**Work instruction**
Every line in the data below that holds "JSON" should be found and copied.

**Data records**

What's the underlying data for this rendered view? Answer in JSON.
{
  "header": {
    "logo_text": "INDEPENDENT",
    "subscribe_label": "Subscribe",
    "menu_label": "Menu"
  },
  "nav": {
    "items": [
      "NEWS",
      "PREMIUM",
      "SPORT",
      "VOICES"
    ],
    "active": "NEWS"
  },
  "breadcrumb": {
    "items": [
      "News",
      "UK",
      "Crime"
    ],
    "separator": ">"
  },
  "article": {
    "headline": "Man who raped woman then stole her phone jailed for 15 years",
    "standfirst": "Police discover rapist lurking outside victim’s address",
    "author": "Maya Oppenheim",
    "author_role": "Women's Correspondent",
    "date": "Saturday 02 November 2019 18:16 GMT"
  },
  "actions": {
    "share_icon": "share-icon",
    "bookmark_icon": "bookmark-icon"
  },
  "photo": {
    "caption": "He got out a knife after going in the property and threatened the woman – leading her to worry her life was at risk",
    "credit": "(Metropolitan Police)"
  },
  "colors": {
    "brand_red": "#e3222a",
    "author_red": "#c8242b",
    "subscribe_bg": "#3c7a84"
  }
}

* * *

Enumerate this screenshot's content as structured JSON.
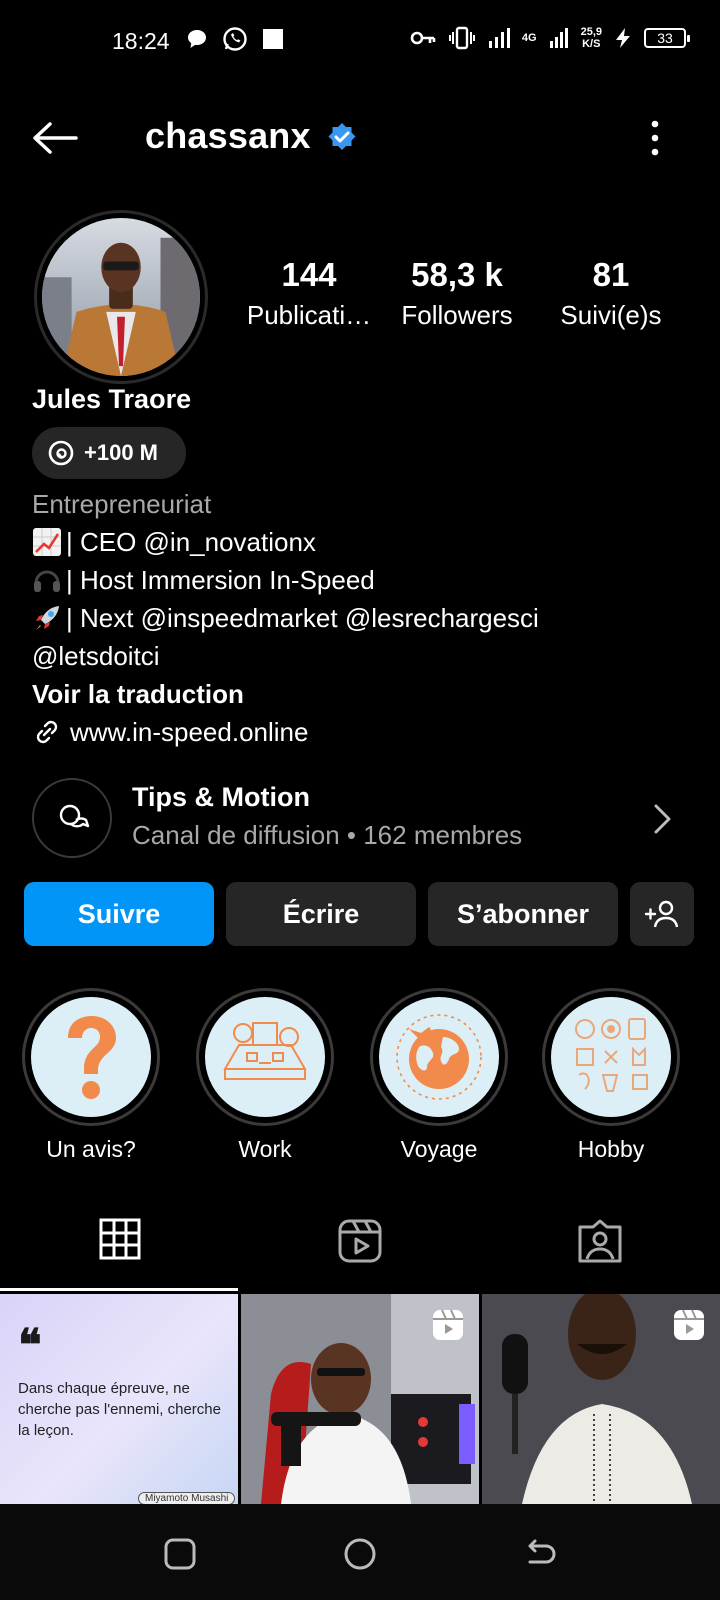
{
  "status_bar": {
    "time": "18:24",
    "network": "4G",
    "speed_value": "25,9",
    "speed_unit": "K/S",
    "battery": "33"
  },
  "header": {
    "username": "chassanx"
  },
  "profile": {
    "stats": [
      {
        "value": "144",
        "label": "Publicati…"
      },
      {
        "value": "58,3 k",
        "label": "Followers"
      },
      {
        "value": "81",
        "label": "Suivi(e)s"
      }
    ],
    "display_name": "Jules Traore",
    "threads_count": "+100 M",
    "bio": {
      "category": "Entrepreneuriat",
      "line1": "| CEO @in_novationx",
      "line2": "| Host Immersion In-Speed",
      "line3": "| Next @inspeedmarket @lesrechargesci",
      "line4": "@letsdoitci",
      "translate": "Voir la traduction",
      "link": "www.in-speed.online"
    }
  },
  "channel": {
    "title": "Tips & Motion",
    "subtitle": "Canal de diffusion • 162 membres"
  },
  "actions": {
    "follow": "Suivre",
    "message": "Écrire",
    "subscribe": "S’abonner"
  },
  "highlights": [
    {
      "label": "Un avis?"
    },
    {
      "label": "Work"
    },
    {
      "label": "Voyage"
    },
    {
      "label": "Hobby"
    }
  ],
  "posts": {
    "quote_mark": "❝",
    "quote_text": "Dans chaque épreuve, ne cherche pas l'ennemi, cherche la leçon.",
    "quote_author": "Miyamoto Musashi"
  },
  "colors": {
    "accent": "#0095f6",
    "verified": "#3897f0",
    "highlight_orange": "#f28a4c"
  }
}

**Reply**
What's the underlying data for this rendered view? Answer in JSON.
Enumerate this screenshot's content as structured JSON.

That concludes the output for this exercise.